I never had a childhood because as a child I had to deal with adult concerns. The good part of this is that my past made me who I am; a social worker devoted to helping people move ahead and also to get benefits they’re entitled to. I’ve devoted over 21 professional years helping people attain their goals, and many more years as just a citizen and human being.
I've gone from being a high school dropout to now being an Ivy League drop-in; I’m a double alumna of Columbia University. My undergraduate BA is in Anthropology and my Masters in Social Work. I’m living proof of someone who has pulled themselves up through the system by my boot straps. It was very difficult. One of the major pluses was how I capitalized on being poor and undereducated and got my undergrad BA for free. You’ll have to read my stories on how that came to be. Now I hold 2 master’s degrees, one in social work and the other in Creative Writing from CCNY. See, now that I’ve made it into middle class life, I can’t afford the best and Ivy League anymore. I have to pay for everything; sometimes more than others. Like in the Mitchel-Lama cooperative where I live; we pay a 50% surcharge.

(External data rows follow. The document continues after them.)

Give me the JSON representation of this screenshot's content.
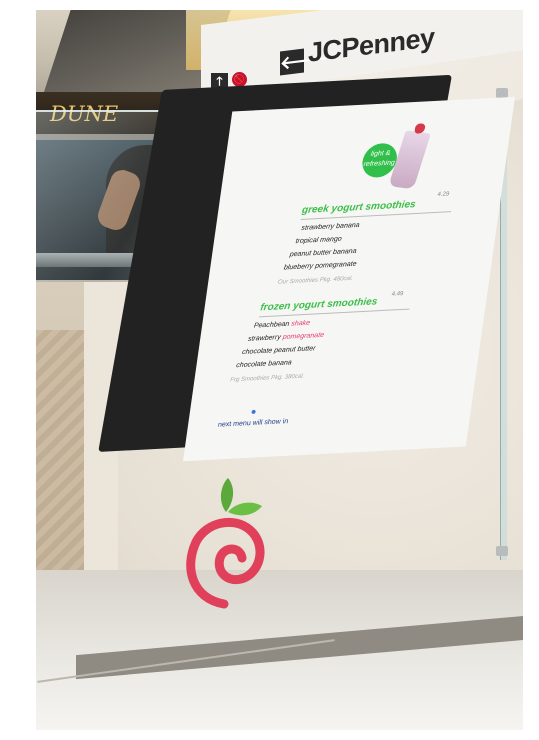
{
  "signage": {
    "store_name": "JCPenney",
    "arrow_glyph": "🡐",
    "up_glyph": "🡑",
    "red_badge": "🚫",
    "store_sign_partial": "DUNE"
  },
  "kiosk_menu": {
    "bubble_text": "light & refreshing",
    "sections": [
      {
        "title": "greek yogurt smoothies",
        "price": "4.29",
        "items": [
          "strawberry banana",
          "tropical mango",
          "peanut butter banana",
          "blueberry pomegranate"
        ],
        "note": "Our Smoothies Pkg. 480cal."
      },
      {
        "title": "frozen yogurt smoothies",
        "price": "4.49",
        "items": [
          "Peachbean shake",
          "strawberry pomegranate",
          "chocolate peanut butter",
          "chocolate banana"
        ],
        "note": "Frg Smoothies Pkg. 380cal."
      }
    ],
    "footer": "next menu will show in"
  },
  "colors": {
    "accent_green": "#3bbf48",
    "accent_pink": "#e53a7a",
    "logo_red": "#e0405a",
    "leaf_green": "#5aa93a"
  }
}
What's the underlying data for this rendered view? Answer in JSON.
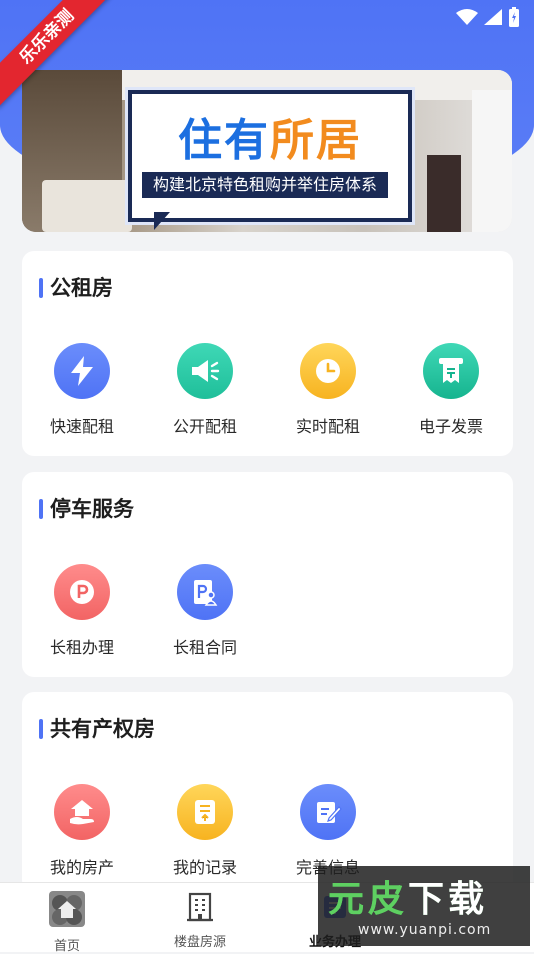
{
  "watermark": {
    "ribbon": "乐乐亲测",
    "logo_main_a": "元皮",
    "logo_main_b": "下载",
    "logo_url": "www.yuanpi.com"
  },
  "banner": {
    "title_a": "住有",
    "title_b": "所居",
    "subtitle": "构建北京特色租购并举住房体系"
  },
  "sections": {
    "public_rental": {
      "title": "公租房",
      "items": [
        {
          "label": "快速配租",
          "icon": "lightning-icon",
          "color": "#4f73f5"
        },
        {
          "label": "公开配租",
          "icon": "megaphone-icon",
          "color": "#22c3a0"
        },
        {
          "label": "实时配租",
          "icon": "clock-icon",
          "color": "#f9bd2b"
        },
        {
          "label": "电子发票",
          "icon": "invoice-icon",
          "color": "#1fc29e"
        }
      ]
    },
    "parking": {
      "title": "停车服务",
      "items": [
        {
          "label": "长租办理",
          "icon": "parking-icon",
          "color": "#f36b6b"
        },
        {
          "label": "长租合同",
          "icon": "parking-contract-icon",
          "color": "#4f73f5"
        }
      ]
    },
    "shared_property": {
      "title": "共有产权房",
      "items": [
        {
          "label": "我的房产",
          "icon": "house-hand-icon",
          "color": "#f36b6b"
        },
        {
          "label": "我的记录",
          "icon": "record-icon",
          "color": "#f9bd2b"
        },
        {
          "label": "完善信息",
          "icon": "edit-form-icon",
          "color": "#4f73f5"
        }
      ]
    }
  },
  "tabbar": {
    "items": [
      {
        "label": "首页",
        "icon": "home-icon",
        "active": false
      },
      {
        "label": "楼盘房源",
        "icon": "building-icon",
        "active": false
      },
      {
        "label": "业务办理",
        "icon": "business-icon",
        "active": true
      }
    ]
  }
}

I have a clear message to anyone else who feels like they’ve been through it all and had enough. After all is said and done, I’ll repeat what Irving Miller told me, after he called me “a mitzvah to humanity.” Mitzvah means gift and he called me this because I have an inherent understanding of people's needs and how to help them move ahead. He also said that my self awareness and acceptance of my own eccentricities and flaws make it easier for me to accept others. I agree with this; you must learn to accept who you are. The most important thing I learned from Irving Miller, my honored social work professor is this, "Celebrate your problems, it means you're alive."
My message to you remains the same; "Don't put off till tomorrow what you can do today. Attack your problems with vigor as new ones crop up to replace the ones that have been resolved. Most importantly, always have a goal in sight and make certain it is an attainable one."

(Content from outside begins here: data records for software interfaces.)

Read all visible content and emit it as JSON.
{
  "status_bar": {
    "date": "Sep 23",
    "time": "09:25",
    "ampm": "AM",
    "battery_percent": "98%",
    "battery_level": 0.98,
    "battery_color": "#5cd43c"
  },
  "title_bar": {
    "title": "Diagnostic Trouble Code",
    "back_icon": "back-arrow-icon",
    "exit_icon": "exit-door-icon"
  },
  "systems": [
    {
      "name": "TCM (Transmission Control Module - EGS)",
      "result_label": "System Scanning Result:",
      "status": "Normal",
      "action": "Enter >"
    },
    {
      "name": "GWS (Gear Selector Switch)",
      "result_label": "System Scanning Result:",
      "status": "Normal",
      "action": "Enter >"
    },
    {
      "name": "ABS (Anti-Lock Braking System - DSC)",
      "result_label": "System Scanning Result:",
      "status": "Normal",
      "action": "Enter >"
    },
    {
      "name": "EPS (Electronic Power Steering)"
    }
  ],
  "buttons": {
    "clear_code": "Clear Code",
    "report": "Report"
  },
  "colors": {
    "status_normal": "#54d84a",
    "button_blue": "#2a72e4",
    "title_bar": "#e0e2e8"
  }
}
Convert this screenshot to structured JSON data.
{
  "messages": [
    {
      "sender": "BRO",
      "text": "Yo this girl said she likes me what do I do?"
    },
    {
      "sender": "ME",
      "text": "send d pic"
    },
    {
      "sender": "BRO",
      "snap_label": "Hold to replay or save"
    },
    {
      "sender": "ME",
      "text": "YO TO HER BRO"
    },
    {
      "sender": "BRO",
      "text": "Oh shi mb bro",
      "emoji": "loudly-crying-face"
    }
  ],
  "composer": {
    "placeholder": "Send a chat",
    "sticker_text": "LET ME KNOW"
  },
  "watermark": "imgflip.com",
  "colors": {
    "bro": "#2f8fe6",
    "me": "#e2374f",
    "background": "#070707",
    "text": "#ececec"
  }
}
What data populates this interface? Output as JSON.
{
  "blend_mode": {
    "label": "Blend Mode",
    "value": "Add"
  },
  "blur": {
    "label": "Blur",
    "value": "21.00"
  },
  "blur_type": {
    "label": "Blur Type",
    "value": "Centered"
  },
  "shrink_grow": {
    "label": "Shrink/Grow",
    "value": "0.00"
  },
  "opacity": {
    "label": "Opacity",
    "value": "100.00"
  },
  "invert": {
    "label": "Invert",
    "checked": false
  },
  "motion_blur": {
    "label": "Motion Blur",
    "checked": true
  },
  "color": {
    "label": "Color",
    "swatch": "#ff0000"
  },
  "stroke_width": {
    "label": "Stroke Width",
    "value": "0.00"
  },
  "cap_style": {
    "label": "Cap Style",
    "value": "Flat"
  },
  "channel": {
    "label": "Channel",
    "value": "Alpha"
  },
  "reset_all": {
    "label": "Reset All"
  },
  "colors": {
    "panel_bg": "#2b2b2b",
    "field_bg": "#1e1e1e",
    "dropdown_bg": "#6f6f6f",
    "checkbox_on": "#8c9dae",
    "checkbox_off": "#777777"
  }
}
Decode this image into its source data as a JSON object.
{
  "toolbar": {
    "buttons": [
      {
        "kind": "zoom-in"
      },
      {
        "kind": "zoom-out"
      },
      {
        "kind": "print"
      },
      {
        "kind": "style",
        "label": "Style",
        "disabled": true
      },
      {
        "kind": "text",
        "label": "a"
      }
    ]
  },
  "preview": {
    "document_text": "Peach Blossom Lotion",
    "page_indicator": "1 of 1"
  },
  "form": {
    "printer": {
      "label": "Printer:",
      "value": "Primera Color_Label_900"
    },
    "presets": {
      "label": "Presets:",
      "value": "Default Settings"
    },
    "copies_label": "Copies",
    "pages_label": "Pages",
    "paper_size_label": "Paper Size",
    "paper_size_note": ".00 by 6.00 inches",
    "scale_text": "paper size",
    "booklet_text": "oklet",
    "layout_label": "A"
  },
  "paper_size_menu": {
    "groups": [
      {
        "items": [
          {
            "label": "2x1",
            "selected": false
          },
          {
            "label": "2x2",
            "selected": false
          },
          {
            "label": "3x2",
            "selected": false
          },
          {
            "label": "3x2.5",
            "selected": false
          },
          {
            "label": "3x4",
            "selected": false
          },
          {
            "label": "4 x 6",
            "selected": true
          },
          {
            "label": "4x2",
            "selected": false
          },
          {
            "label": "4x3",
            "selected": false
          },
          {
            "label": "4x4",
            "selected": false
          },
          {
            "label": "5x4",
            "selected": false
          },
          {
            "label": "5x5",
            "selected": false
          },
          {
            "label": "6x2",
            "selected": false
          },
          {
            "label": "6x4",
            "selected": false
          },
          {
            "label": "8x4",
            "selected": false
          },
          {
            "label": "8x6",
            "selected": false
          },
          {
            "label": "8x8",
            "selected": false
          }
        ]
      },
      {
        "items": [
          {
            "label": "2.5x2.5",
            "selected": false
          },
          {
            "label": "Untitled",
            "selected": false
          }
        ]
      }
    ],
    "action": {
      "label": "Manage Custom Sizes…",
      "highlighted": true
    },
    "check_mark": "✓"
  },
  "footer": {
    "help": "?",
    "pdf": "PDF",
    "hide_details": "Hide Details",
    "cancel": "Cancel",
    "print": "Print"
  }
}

Buy my book, 'A Spot of Bleach' at Amazon.com and read more about being a social worker, growing up poor and making it in Washington Heights. Surviving and succeeding took hard work and courage and reading about my life will give you the strength to do what you need to do to get where you want to go.